But really, so much better than vending machine prices.

Photo by Chris Hondros/Getty Images

The summer and fall of 2014 were the seasons of dollar drama. First, Dollar Tree said it was buying its bigger but less profitable competitor, Family Dollar, for about $8.5 billion. Then, Dollar General, the biggest of the ultra-cheap U.S. chains upped that bid with an $8.9 billion offer. But Family Dollar just wasn’t into Dollar General that way and rebuffed it twice. So Dollar General went hostile and took a new $9.1 billion offer directly to Family Dollar’s shareholders.

The Barbarians were totally storming the canned tuna aisle.

Anyway. Fast-forward to 2015, and the makings of a truly great financial saga crumbled when Family Dollar shareholders resoundingly approved the company’s $8.5-billion sale to Dollar Tree, ending Dollar General’s quest only a few months after it really began. That was in late January. A little more than a month later, Dollar General is on the rebound. The company on Thursday said it in its quarterly report that it will accelerate its rollout of new stores this year and the next to better compete with its newly merged rival. In 2015, Dollar General plans to grow its square footage by 6 percent with 730 new stores. The following year, it aims to increase that square footage by another 7 percent with 900 new stores.

“Our No. 1 priority in terms of investing is investing in our stores, store growth and then having the infrastructure in place to support that,” David Tehle, Dollar General’s chief financial officer, said on the earnings call. “We’re growing stores at a greater rate now than we have probably any time in the history of the company as we move forward into 2016, at least in the modern history of the company.”

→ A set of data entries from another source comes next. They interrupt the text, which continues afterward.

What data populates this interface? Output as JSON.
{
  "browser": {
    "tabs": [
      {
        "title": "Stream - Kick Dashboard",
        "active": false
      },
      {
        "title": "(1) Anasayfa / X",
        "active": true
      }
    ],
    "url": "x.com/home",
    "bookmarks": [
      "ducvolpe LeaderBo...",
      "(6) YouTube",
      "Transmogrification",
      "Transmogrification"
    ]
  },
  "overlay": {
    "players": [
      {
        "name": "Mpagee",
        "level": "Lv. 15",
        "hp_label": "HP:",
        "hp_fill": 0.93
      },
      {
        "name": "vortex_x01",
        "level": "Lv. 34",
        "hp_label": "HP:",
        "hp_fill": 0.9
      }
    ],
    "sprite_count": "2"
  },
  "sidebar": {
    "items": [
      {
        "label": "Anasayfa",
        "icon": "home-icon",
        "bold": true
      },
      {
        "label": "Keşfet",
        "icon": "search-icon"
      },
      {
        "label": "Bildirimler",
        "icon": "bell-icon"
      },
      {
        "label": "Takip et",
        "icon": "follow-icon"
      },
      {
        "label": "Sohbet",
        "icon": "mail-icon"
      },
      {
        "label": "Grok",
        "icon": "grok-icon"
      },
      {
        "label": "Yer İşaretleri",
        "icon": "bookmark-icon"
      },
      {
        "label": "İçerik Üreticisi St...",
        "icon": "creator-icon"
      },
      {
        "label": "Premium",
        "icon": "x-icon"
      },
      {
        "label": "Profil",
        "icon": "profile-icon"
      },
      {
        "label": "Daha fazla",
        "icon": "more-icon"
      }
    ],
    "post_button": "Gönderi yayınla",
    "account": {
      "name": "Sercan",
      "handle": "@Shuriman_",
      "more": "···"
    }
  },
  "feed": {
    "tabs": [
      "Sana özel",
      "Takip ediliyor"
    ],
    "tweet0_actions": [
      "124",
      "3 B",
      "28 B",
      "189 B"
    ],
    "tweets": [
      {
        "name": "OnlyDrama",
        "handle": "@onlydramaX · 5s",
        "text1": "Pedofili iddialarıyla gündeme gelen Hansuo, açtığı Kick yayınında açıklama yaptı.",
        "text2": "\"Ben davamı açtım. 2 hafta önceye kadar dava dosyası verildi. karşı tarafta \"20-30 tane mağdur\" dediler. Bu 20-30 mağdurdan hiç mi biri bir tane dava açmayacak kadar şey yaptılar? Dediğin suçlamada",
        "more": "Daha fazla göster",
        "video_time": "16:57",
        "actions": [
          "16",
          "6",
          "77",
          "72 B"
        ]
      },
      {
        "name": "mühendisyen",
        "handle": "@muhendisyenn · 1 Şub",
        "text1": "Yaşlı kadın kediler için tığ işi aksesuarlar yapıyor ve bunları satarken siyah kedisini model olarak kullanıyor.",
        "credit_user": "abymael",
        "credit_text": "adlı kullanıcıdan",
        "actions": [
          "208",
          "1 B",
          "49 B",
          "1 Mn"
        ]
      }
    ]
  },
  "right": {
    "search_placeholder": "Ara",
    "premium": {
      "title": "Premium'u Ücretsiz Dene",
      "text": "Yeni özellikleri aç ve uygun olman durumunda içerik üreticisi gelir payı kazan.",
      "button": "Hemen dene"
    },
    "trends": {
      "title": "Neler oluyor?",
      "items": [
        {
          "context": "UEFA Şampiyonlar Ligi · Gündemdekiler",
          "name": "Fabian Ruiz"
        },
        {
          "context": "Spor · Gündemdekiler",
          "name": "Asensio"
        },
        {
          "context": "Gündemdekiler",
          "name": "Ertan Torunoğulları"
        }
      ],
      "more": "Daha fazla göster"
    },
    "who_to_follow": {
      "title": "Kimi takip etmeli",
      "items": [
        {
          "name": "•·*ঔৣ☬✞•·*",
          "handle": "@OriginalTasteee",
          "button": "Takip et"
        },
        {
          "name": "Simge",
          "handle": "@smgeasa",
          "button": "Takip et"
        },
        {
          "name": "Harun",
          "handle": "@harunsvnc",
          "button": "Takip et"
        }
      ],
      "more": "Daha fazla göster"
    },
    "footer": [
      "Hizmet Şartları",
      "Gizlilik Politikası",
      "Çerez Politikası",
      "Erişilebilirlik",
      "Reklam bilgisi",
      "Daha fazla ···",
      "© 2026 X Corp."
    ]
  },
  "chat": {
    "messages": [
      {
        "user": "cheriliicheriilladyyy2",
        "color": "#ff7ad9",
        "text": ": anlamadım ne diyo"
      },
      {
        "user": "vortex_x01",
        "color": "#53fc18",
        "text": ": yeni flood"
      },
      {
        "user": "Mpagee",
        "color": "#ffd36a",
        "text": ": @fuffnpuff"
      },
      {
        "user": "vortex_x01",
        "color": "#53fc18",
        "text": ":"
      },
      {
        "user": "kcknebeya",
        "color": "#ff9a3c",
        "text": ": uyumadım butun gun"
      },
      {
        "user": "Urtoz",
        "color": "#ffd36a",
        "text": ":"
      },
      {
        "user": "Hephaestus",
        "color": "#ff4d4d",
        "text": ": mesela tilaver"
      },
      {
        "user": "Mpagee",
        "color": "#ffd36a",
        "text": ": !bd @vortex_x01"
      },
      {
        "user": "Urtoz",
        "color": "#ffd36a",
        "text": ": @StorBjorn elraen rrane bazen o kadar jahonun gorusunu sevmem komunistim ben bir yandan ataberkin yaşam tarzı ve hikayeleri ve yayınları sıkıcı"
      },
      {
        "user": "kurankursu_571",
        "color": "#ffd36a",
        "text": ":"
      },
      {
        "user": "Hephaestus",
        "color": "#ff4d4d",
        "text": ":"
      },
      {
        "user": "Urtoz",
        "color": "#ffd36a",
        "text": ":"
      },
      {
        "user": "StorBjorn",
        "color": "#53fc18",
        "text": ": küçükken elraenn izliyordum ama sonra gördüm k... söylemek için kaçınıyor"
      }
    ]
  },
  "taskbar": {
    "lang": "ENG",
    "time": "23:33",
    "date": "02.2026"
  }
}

Dollar stores are a roughly $48.2 billion market in the U.S. and projected to grow 18 percent over the next five years. They boomed during the recession and in its wake as Americans on tight budgets looked for cheap shopping options but fell on hard times as the economy slowly picked up again. The government’s $8.6 billion cut to food-stamp spending further weakened traffic to stores (an estimated 40 percent of dollar store customers rely on some kind of government aid).

Still, on Thursday, Dollar General CEO Richard Dreiling seemed upbeat about the chain’s prospects for this year and the next. Macro-trends are looking good. Consumer sentiment is broadly improving. The jobs market is chugging along at a healthy pace. “Looking ahead to 2015, we are cautiously optimistic for our core customer,” Dreiling said. With 730 new stores on the way, that’s probably a good thing.